Nepali Christian clergyman gets one year in prison for proselytising
High Court sentenced the pastor on 13 July. Rights groups call on the court to review its decision, urges parliament to repeal laws criminalising conversions.
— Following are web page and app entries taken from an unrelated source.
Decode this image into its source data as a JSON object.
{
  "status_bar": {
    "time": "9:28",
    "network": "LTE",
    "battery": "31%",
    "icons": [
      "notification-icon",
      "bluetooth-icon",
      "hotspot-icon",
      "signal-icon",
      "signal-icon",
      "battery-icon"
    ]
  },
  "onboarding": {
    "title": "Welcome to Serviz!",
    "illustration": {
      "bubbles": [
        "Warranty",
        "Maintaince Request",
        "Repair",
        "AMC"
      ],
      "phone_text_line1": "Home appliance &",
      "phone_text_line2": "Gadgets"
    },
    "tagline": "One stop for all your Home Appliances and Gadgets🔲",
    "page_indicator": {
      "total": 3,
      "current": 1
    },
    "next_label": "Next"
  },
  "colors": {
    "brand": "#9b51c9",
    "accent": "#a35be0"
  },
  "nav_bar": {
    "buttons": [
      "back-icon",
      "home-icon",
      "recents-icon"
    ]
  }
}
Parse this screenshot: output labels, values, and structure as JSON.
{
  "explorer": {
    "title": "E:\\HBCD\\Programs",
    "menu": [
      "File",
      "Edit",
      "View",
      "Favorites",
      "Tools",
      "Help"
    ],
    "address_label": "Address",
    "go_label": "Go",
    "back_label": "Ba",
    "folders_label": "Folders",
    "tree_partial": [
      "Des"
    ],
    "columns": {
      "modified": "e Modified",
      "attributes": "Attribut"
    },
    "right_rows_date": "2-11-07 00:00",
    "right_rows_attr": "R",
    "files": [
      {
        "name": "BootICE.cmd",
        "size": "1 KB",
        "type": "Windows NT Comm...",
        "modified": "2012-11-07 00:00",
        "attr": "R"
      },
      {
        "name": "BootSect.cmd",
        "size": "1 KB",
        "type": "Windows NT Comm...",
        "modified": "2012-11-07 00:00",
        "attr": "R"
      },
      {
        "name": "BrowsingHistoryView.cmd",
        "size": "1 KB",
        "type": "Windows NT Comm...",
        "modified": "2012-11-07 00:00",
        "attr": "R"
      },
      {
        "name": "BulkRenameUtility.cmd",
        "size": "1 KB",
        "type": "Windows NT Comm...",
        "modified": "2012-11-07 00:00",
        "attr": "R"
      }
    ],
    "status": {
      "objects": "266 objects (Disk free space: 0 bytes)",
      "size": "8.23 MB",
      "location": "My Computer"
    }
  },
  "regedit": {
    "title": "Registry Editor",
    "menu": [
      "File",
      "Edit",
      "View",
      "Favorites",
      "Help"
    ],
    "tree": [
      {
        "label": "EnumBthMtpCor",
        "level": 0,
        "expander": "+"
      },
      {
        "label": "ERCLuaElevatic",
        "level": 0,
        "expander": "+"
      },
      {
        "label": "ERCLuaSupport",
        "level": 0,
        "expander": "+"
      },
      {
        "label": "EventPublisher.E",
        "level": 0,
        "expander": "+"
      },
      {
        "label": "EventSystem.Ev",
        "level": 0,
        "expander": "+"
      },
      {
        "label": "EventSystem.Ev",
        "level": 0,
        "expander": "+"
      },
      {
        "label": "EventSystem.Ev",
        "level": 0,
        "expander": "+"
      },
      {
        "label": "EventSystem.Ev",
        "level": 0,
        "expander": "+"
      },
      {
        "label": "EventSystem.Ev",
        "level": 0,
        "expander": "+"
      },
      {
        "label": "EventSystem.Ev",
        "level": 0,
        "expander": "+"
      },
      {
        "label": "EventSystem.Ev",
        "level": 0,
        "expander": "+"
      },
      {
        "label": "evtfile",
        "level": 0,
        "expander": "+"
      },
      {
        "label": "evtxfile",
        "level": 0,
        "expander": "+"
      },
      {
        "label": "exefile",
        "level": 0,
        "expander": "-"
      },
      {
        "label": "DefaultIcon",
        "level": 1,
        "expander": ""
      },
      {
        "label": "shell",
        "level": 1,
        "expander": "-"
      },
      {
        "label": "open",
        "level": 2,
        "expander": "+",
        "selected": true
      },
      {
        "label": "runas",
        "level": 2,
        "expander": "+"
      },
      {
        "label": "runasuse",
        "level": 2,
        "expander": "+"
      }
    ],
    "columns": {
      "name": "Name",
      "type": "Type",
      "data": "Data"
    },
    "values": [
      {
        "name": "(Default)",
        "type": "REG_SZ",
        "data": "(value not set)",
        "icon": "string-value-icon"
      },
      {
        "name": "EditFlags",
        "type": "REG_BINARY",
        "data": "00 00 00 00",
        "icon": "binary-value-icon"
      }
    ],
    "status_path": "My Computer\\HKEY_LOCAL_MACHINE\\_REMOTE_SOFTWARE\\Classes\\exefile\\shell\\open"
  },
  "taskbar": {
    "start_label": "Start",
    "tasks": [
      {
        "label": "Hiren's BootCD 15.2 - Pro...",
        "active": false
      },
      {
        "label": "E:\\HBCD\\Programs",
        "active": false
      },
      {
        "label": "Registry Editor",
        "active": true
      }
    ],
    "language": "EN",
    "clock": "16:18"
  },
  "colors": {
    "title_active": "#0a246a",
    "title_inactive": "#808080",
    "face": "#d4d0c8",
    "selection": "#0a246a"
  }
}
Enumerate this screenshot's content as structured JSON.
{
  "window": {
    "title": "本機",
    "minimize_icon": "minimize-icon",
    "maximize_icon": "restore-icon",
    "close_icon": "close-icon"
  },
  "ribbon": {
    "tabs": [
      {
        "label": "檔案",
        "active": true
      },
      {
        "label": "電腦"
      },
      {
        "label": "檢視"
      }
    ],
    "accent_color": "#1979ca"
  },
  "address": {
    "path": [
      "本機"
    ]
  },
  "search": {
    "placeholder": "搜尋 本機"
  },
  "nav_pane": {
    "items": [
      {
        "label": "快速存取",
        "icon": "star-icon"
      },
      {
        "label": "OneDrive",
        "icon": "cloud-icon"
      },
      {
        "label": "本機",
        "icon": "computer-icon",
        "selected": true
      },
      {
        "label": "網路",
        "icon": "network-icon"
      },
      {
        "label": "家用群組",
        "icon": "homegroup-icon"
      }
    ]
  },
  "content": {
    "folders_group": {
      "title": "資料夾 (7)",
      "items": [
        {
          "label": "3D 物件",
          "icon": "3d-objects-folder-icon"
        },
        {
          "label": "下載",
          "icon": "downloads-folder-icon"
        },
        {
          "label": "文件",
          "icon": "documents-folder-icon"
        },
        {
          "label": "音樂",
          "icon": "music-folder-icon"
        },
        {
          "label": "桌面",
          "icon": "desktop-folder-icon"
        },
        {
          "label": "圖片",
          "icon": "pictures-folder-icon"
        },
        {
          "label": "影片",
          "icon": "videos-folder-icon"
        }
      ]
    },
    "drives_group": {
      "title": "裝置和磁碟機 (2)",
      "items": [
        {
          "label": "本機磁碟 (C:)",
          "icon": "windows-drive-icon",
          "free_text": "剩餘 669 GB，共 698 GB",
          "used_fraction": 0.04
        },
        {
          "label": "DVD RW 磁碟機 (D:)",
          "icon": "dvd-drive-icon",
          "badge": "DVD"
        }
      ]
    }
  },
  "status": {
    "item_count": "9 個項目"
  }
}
Some fear extremists might exploit the legislation.
Kathmandu (AsiaNews) – Human rights groups are concerned about a decision by the Jumla High Court sentencing Rev Keshav Acharya, a Christian clergyman, to one year in prison for proselytising.
Advocacy organisations call on the court to review its sentencing and urge the country’s parliament to repeal laws that violate the right to freedom of worship and criminalise religious conversion.
Rev Keshav Acharya was first detained on 23 March 2020 on charges of spreading misinformation about COVID-19. He was later released on bail, but was arrested twice more for trying to convert Hindus.
On 30 November 2021, the Dolpa District Court sentenced him to two years in prison, reduced to one by the High Court on 13 July.
“It is illegal and unethical to compel someone to change their faith by use of threat or coercion; however, Pastor Keshav Acharya did not resort to coercion to convert anyone to Christianity,” said Joseph Jansen, chairman of Voice for Justice, an advocacy group, speaking to AsiaNews.
"The pastor only exercised his right to freedom of religion and did not commit any offence,” Jansen explained. “It is regrettable that Nepal's anti-conversion laws are worded and enforced in such a way that they may also be applied as anti-blasphemy measures,” he added.
"The strict implementation of the anti-conversion law since 2019 has led to the arrest of members of religious minorities” and “could inspire Hindu extremists to attack Christians."
Joël Voordewind, a former Member of the Dutch parliament for the Christian Union, explained that Nepal is a party to international treaties, including the UN Convention on Civil and Political Rights, which guarantees citizens the freedom to choose their religion and to express their beliefs in worship, observance, practise and teaching.
In his view, the provisions in Nepal’s constitution and criminal code are “vague and contradictory, and have been misused for prosecution of actions carried out in the normal course of practising one’s religion.”
In fact, “Advancing religious freedom is a human rights obligation of states; however, the presence of Article 26 (3) of the Constitution of Nepal, and Section 158 of the National Penal (Code) Act, 2017 challenge the secular outlook of the country.”
For his part, Rev Keshav's lawyer, Indra Prasad Aryal, said that, "we are trying our best to raise our voices” to achieve “justice for the pastor and we hope that the court will soon set him free.”